**SOURCE DATA:**
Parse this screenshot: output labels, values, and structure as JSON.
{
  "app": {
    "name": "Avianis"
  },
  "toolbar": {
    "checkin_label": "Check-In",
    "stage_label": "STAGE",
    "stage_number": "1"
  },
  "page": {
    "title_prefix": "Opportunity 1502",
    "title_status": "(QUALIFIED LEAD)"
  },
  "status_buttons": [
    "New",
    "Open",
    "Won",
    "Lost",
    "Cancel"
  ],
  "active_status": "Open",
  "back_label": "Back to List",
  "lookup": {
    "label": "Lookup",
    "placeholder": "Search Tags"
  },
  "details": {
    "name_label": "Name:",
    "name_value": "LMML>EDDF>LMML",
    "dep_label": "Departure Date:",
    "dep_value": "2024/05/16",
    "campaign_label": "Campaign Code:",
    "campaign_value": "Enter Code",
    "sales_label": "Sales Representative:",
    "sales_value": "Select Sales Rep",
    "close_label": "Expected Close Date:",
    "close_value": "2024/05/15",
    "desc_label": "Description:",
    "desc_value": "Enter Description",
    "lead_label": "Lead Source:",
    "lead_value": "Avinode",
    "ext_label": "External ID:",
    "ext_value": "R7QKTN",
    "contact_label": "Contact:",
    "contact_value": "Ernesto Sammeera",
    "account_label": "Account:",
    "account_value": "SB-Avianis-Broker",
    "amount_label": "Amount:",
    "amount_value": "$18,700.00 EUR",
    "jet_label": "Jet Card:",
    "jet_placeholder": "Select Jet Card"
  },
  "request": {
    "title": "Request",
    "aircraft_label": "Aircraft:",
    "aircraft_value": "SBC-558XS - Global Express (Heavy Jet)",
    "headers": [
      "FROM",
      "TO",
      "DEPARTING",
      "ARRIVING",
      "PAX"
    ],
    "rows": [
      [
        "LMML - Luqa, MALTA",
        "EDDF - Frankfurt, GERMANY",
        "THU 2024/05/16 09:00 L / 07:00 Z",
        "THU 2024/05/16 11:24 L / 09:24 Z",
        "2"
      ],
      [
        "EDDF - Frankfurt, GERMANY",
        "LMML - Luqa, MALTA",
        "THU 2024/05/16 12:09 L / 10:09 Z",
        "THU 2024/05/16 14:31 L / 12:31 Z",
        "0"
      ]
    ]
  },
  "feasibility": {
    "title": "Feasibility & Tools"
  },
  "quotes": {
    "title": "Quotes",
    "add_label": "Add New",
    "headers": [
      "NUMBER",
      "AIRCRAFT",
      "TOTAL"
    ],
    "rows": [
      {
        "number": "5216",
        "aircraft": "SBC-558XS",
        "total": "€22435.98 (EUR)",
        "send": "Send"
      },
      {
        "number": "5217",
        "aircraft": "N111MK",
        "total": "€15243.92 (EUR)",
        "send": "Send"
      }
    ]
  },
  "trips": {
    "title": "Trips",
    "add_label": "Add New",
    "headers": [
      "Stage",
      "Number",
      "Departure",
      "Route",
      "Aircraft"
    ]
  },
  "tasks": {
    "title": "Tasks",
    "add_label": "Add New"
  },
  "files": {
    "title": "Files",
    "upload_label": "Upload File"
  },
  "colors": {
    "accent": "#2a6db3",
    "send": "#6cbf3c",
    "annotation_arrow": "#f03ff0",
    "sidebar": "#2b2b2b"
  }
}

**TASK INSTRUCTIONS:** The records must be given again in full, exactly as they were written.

**EXERCISE RESPONSE:**
Parse this screenshot: output labels, values, and structure as JSON.
{
  "app": {
    "name": "Avianis"
  },
  "toolbar": {
    "checkin_label": "Check-In",
    "stage_label": "STAGE",
    "stage_number": "1"
  },
  "page": {
    "title_prefix": "Opportunity 1502",
    "title_status": "(QUALIFIED LEAD)"
  },
  "status_buttons": [
    "New",
    "Open",
    "Won",
    "Lost",
    "Cancel"
  ],
  "active_status": "Open",
  "back_label": "Back to List",
  "lookup": {
    "label": "Lookup",
    "placeholder": "Search Tags"
  },
  "details": {
    "name_label": "Name:",
    "name_value": "LMML>EDDF>LMML",
    "dep_label": "Departure Date:",
    "dep_value": "2024/05/16",
    "campaign_label": "Campaign Code:",
    "campaign_value": "Enter Code",
    "sales_label": "Sales Representative:",
    "sales_value": "Select Sales Rep",
    "close_label": "Expected Close Date:",
    "close_value": "2024/05/15",
    "desc_label": "Description:",
    "desc_value": "Enter Description",
    "lead_label": "Lead Source:",
    "lead_value": "Avinode",
    "ext_label": "External ID:",
    "ext_value": "R7QKTN",
    "contact_label": "Contact:",
    "contact_value": "Ernesto Sammeera",
    "account_label": "Account:",
    "account_value": "SB-Avianis-Broker",
    "amount_label": "Amount:",
    "amount_value": "$18,700.00 EUR",
    "jet_label": "Jet Card:",
    "jet_placeholder": "Select Jet Card"
  },
  "request": {
    "title": "Request",
    "aircraft_label": "Aircraft:",
    "aircraft_value": "SBC-558XS - Global Express (Heavy Jet)",
    "headers": [
      "FROM",
      "TO",
      "DEPARTING",
      "ARRIVING",
      "PAX"
    ],
    "rows": [
      [
        "LMML - Luqa, MALTA",
        "EDDF - Frankfurt, GERMANY",
        "THU 2024/05/16 09:00 L / 07:00 Z",
        "THU 2024/05/16 11:24 L / 09:24 Z",
        "2"
      ],
      [
        "EDDF - Frankfurt, GERMANY",
        "LMML - Luqa, MALTA",
        "THU 2024/05/16 12:09 L / 10:09 Z",
        "THU 2024/05/16 14:31 L / 12:31 Z",
        "0"
      ]
    ]
  },
  "feasibility": {
    "title": "Feasibility & Tools"
  },
  "quotes": {
    "title": "Quotes",
    "add_label": "Add New",
    "headers": [
      "NUMBER",
      "AIRCRAFT",
      "TOTAL"
    ],
    "rows": [
      {
        "number": "5216",
        "aircraft": "SBC-558XS",
        "total": "€22435.98 (EUR)",
        "send": "Send"
      },
      {
        "number": "5217",
        "aircraft": "N111MK",
        "total": "€15243.92 (EUR)",
        "send": "Send"
      }
    ]
  },
  "trips": {
    "title": "Trips",
    "add_label": "Add New",
    "headers": [
      "Stage",
      "Number",
      "Departure",
      "Route",
      "Aircraft"
    ]
  },
  "tasks": {
    "title": "Tasks",
    "add_label": "Add New"
  },
  "files": {
    "title": "Files",
    "upload_label": "Upload File"
  },
  "colors": {
    "accent": "#2a6db3",
    "send": "#6cbf3c",
    "annotation_arrow": "#f03ff0",
    "sidebar": "#2b2b2b"
  }
}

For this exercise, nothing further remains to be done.